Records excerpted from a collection
──────

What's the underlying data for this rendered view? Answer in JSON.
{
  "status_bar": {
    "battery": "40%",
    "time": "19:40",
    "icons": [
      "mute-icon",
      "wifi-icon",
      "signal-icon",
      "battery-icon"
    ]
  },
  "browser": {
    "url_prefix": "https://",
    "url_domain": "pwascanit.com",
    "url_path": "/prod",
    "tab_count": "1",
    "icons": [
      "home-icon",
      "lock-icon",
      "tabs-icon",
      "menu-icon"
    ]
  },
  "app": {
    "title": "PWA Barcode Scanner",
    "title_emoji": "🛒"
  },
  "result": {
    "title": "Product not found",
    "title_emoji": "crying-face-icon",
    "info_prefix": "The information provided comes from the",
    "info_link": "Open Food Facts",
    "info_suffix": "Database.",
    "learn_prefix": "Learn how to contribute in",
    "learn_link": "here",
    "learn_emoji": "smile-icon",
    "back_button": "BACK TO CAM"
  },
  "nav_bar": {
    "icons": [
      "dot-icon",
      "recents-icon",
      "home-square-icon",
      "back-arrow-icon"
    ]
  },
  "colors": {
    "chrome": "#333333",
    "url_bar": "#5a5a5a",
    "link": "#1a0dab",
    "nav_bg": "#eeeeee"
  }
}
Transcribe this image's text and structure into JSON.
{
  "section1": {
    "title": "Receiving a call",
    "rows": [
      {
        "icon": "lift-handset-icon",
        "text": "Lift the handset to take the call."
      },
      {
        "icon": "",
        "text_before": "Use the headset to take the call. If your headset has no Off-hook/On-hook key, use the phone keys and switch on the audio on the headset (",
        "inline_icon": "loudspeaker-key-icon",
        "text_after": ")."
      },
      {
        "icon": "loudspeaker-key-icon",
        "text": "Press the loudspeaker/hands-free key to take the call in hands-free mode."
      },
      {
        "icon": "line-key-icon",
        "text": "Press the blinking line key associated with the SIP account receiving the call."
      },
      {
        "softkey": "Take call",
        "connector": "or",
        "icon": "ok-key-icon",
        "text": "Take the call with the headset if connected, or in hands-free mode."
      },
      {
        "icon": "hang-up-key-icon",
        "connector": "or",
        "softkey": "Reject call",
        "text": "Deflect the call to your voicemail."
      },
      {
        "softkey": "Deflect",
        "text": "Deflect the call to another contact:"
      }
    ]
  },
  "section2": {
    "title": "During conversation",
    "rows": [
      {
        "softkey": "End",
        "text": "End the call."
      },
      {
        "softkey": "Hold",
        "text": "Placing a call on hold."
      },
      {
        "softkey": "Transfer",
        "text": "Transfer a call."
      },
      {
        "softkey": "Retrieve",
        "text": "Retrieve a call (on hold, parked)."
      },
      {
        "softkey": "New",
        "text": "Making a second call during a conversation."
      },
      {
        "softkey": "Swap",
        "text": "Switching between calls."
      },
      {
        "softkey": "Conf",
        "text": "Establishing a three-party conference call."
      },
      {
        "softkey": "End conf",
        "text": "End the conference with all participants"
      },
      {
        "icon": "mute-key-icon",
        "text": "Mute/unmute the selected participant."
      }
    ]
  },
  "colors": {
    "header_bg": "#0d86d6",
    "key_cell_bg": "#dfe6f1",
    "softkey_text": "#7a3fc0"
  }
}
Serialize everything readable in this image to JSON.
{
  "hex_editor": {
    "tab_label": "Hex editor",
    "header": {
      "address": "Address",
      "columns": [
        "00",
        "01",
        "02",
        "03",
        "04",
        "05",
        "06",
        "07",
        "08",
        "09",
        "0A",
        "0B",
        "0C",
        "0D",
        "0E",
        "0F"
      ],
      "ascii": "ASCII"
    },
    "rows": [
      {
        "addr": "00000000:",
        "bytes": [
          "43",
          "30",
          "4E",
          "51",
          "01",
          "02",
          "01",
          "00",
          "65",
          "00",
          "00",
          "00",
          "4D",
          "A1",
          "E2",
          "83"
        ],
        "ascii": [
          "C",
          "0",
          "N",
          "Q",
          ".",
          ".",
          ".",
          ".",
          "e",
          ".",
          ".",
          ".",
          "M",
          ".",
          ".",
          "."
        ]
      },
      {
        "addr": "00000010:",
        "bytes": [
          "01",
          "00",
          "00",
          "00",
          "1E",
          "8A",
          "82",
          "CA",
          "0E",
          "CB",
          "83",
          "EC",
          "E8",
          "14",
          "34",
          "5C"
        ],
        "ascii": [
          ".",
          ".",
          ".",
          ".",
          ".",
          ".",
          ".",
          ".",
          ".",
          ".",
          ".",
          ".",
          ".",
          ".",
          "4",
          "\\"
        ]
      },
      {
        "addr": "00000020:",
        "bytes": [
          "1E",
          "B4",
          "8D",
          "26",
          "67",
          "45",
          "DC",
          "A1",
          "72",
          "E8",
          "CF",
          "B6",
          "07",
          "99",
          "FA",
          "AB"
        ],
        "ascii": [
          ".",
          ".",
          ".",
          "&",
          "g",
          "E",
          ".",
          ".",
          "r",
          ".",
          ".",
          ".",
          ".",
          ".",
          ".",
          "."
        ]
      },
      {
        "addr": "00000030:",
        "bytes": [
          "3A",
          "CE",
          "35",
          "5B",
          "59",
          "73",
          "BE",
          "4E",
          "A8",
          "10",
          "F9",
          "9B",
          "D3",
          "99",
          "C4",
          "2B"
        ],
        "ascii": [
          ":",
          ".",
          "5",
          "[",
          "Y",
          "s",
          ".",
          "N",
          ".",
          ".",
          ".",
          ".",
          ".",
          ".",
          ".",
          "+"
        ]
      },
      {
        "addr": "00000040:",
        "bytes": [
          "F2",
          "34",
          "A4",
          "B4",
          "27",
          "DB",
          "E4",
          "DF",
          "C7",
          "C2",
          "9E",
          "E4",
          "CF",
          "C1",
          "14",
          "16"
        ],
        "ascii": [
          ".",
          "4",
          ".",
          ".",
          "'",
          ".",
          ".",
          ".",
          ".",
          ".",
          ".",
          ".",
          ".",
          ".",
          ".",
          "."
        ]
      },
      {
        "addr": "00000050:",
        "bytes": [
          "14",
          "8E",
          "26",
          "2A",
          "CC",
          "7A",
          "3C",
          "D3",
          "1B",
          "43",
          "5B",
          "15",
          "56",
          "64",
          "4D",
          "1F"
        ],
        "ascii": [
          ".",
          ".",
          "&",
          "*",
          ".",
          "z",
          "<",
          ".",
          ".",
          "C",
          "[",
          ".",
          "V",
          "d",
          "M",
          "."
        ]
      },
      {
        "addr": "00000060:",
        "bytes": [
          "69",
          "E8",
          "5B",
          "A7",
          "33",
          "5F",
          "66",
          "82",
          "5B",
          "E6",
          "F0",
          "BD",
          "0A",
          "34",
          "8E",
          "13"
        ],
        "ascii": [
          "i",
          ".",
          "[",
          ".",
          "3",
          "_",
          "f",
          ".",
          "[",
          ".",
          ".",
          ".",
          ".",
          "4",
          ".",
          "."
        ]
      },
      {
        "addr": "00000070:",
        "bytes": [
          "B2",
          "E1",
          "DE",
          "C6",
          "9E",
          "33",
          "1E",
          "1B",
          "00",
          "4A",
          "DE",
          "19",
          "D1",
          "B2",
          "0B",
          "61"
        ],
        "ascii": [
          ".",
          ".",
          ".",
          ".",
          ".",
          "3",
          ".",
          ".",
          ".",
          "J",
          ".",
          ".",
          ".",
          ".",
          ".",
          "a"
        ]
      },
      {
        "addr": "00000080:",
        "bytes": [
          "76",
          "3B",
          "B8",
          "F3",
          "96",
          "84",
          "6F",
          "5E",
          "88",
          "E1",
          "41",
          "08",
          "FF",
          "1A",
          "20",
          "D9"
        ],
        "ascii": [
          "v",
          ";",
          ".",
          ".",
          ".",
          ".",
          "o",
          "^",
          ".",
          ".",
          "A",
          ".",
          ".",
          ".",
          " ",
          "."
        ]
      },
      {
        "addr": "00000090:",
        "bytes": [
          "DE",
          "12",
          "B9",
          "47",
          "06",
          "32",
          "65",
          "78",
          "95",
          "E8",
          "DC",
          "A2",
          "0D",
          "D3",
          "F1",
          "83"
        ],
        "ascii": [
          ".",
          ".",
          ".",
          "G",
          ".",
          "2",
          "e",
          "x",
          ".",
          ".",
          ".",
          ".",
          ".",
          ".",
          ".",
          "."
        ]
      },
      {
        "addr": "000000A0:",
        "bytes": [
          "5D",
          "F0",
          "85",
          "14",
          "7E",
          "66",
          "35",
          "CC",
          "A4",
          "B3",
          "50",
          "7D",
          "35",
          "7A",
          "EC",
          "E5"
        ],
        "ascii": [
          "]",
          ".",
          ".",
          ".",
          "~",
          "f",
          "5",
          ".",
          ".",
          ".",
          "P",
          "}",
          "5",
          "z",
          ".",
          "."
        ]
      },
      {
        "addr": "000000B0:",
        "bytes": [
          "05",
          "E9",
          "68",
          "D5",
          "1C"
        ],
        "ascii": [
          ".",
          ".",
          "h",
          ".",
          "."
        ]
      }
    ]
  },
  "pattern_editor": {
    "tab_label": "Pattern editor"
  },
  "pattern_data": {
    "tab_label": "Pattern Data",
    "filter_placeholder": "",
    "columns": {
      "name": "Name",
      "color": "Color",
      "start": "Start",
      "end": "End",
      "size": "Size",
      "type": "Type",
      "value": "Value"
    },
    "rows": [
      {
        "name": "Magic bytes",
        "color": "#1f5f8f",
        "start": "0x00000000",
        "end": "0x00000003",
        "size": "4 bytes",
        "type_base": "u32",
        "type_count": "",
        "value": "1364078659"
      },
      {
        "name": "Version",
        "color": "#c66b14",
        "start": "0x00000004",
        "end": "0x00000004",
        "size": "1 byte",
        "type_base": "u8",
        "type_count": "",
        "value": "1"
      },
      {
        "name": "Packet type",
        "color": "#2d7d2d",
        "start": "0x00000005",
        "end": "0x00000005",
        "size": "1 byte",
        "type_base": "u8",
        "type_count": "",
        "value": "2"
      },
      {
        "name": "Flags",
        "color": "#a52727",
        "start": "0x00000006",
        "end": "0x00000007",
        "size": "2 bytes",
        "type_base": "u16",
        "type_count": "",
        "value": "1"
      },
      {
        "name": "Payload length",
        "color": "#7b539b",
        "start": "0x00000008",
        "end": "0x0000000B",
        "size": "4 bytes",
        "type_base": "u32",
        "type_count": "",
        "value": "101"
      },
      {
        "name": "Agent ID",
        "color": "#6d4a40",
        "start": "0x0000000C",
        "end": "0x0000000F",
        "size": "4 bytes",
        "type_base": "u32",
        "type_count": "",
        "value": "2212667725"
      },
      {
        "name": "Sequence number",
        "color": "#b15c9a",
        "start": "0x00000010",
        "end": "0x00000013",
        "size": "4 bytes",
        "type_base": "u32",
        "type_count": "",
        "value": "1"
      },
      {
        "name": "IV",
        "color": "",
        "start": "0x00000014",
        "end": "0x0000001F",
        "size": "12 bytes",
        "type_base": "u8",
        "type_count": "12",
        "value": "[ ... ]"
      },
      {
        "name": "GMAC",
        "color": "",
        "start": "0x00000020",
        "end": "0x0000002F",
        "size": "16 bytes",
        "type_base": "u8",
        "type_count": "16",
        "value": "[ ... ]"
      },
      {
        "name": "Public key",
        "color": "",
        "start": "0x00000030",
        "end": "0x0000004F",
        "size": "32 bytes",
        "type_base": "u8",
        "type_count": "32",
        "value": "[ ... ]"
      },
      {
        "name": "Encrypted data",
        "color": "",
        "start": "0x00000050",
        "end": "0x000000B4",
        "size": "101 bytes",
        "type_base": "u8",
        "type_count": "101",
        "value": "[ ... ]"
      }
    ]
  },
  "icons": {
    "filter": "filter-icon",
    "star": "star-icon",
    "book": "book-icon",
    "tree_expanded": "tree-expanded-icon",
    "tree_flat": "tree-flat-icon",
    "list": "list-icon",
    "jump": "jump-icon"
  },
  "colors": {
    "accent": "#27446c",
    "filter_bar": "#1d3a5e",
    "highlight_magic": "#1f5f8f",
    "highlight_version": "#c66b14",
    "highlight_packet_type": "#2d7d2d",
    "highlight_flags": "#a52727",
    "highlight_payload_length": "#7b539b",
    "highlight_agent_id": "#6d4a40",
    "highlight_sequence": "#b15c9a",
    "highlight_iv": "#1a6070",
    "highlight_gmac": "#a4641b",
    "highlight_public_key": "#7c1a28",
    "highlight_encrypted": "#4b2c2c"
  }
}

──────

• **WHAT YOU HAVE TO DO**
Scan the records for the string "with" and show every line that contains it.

• **WRITTEN RESPONSE**
        "text": "Press the blinking line key associated with the SIP account receiving the call."
        "text": "Take the call with the headset if connected, or in hands-free mode."
        "text": "End the conference with all participants"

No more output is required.